**Record excerpts**:
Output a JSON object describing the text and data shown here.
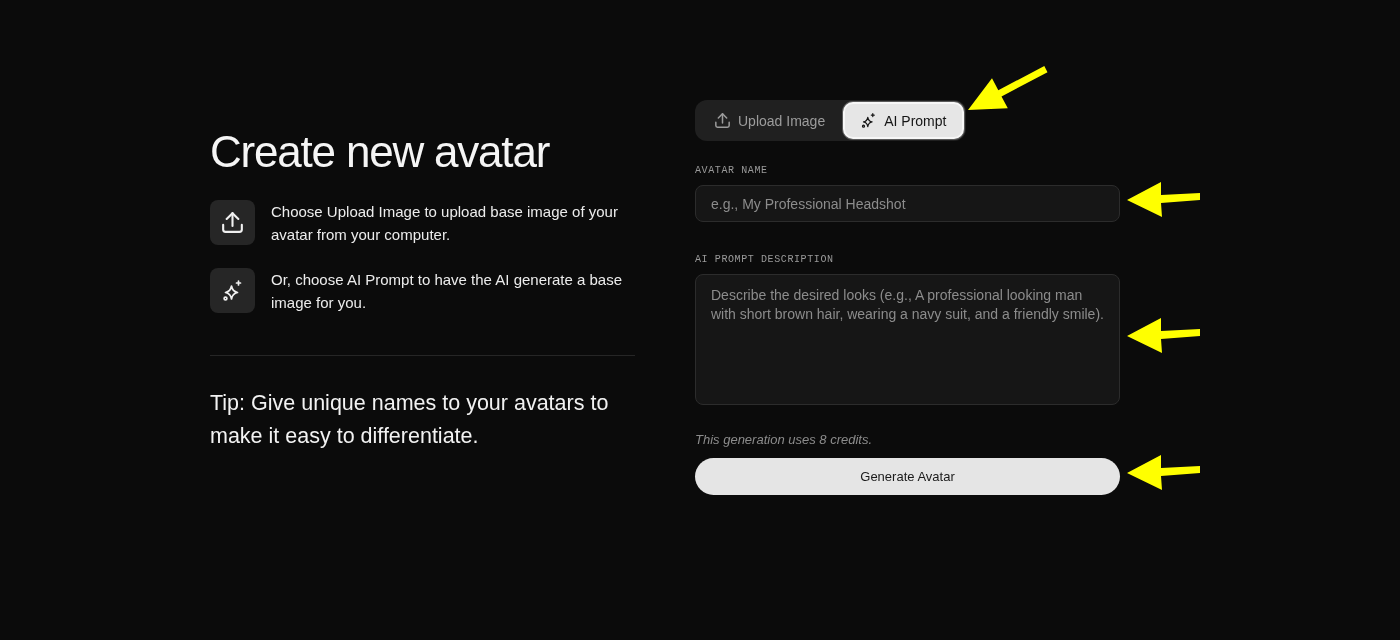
{
  "intro": {
    "title": "Create new avatar",
    "features": [
      {
        "kind": "upload",
        "text": "Choose Upload Image to upload base image of your avatar from your computer."
      },
      {
        "kind": "sparkle",
        "text": "Or, choose AI Prompt to have the AI generate a base image for you."
      }
    ],
    "tip": "Tip: Give unique names to your avatars to make it easy to differentiate."
  },
  "form": {
    "tabs": [
      {
        "kind": "upload",
        "label": "Upload Image",
        "selected": false
      },
      {
        "kind": "sparkle",
        "label": "AI Prompt",
        "selected": true
      }
    ],
    "tabs_annotated": true,
    "fields": [
      {
        "kind": "input",
        "label": "AVATAR NAME",
        "placeholder": "e.g., My Professional Headshot",
        "annotated": true
      },
      {
        "kind": "textarea",
        "label": "AI PROMPT DESCRIPTION",
        "placeholder": "Describe the desired looks (e.g., A professional looking man with short brown hair, wearing a navy suit, and a friendly smile).",
        "annotated": true
      }
    ],
    "credits_note": "This generation uses 8 credits.",
    "submit": {
      "label": "Generate Avatar",
      "annotated": true
    }
  }
}
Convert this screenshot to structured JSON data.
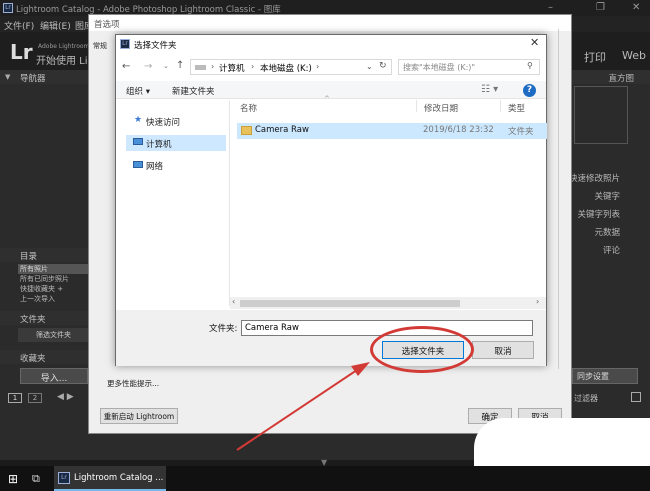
{
  "window": {
    "title": "Lightroom Catalog - Adobe Photoshop Lightroom Classic - 图库",
    "menus": [
      "文件(F)",
      "编辑(E)",
      "图库"
    ],
    "win_controls": [
      "–",
      "❐",
      "✕"
    ]
  },
  "lr": {
    "logo": "Lr",
    "subtitle1": "Adobe Lightroom C",
    "subtitle2": "开始使用 Li",
    "modules": [
      "打印",
      "Web"
    ],
    "left": {
      "navigator": "导航器",
      "catalog": "目录",
      "catalog_items": [
        "所有照片",
        "所有已同步照片",
        "快捷收藏夹 +",
        "上一次导入"
      ],
      "folders": "文件夹",
      "filter_folders": "筛选文件夹",
      "collections": "收藏夹",
      "import": "导入..."
    },
    "right": {
      "histogram": "直方图",
      "items": [
        "快速修改照片",
        "关键字",
        "关键字列表",
        "元数据",
        "评论"
      ],
      "sync": "同步设置",
      "filter": "过滤器"
    },
    "filmstrip": [
      "1",
      "2"
    ]
  },
  "prefs": {
    "title": "首选项",
    "side_labels": [
      "常规"
    ],
    "perf_link": "更多性能提示...",
    "restart": "重新启动 Lightroom",
    "ok": "确定",
    "cancel": "取消"
  },
  "dialog": {
    "title": "选择文件夹",
    "breadcrumb": [
      "计算机",
      "本地磁盘 (K:)"
    ],
    "search_placeholder": "搜索\"本地磁盘 (K:)\"",
    "organize": "组织 ▾",
    "new_folder": "新建文件夹",
    "nav": [
      "快速访问",
      "计算机",
      "网络"
    ],
    "columns": {
      "name": "名称",
      "date": "修改日期",
      "type": "类型"
    },
    "files": [
      {
        "name": "Camera Raw",
        "date": "2019/6/18 23:32",
        "type": "文件夹"
      }
    ],
    "folder_label": "文件夹:",
    "folder_value": "Camera Raw",
    "select_button": "选择文件夹",
    "cancel_button": "取消"
  },
  "taskbar": {
    "app": "Lightroom Catalog ..."
  },
  "colors": {
    "highlight": "#d23a36",
    "selection": "#cce8ff"
  }
}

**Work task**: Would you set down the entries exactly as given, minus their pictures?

**Written answer**:
Output a JSON object describing the text and data shown here.
{
  "intro": {
    "title": "Create new avatar",
    "features": [
      {
        "kind": "upload",
        "text": "Choose Upload Image to upload base image of your avatar from your computer."
      },
      {
        "kind": "sparkle",
        "text": "Or, choose AI Prompt to have the AI generate a base image for you."
      }
    ],
    "tip": "Tip: Give unique names to your avatars to make it easy to differentiate."
  },
  "form": {
    "tabs": [
      {
        "kind": "upload",
        "label": "Upload Image",
        "selected": false
      },
      {
        "kind": "sparkle",
        "label": "AI Prompt",
        "selected": true
      }
    ],
    "tabs_annotated": true,
    "fields": [
      {
        "kind": "input",
        "label": "AVATAR NAME",
        "placeholder": "e.g., My Professional Headshot",
        "annotated": true
      },
      {
        "kind": "textarea",
        "label": "AI PROMPT DESCRIPTION",
        "placeholder": "Describe the desired looks (e.g., A professional looking man with short brown hair, wearing a navy suit, and a friendly smile).",
        "annotated": true
      }
    ],
    "credits_note": "This generation uses 8 credits.",
    "submit": {
      "label": "Generate Avatar",
      "annotated": true
    }
  }
}
Convert this screenshot to structured JSON data.
{
  "window": {
    "title": "Lightroom Catalog - Adobe Photoshop Lightroom Classic - 图库",
    "menus": [
      "文件(F)",
      "编辑(E)",
      "图库"
    ],
    "win_controls": [
      "–",
      "❐",
      "✕"
    ]
  },
  "lr": {
    "logo": "Lr",
    "subtitle1": "Adobe Lightroom C",
    "subtitle2": "开始使用 Li",
    "modules": [
      "打印",
      "Web"
    ],
    "left": {
      "navigator": "导航器",
      "catalog": "目录",
      "catalog_items": [
        "所有照片",
        "所有已同步照片",
        "快捷收藏夹 +",
        "上一次导入"
      ],
      "folders": "文件夹",
      "filter_folders": "筛选文件夹",
      "collections": "收藏夹",
      "import": "导入..."
    },
    "right": {
      "histogram": "直方图",
      "items": [
        "快速修改照片",
        "关键字",
        "关键字列表",
        "元数据",
        "评论"
      ],
      "sync": "同步设置",
      "filter": "过滤器"
    },
    "filmstrip": [
      "1",
      "2"
    ]
  },
  "prefs": {
    "title": "首选项",
    "side_labels": [
      "常规"
    ],
    "perf_link": "更多性能提示...",
    "restart": "重新启动 Lightroom",
    "ok": "确定",
    "cancel": "取消"
  },
  "dialog": {
    "title": "选择文件夹",
    "breadcrumb": [
      "计算机",
      "本地磁盘 (K:)"
    ],
    "search_placeholder": "搜索\"本地磁盘 (K:)\"",
    "organize": "组织 ▾",
    "new_folder": "新建文件夹",
    "nav": [
      "快速访问",
      "计算机",
      "网络"
    ],
    "columns": {
      "name": "名称",
      "date": "修改日期",
      "type": "类型"
    },
    "files": [
      {
        "name": "Camera Raw",
        "date": "2019/6/18 23:32",
        "type": "文件夹"
      }
    ],
    "folder_label": "文件夹:",
    "folder_value": "Camera Raw",
    "select_button": "选择文件夹",
    "cancel_button": "取消"
  },
  "taskbar": {
    "app": "Lightroom Catalog ..."
  },
  "colors": {
    "highlight": "#d23a36",
    "selection": "#cce8ff"
  }
}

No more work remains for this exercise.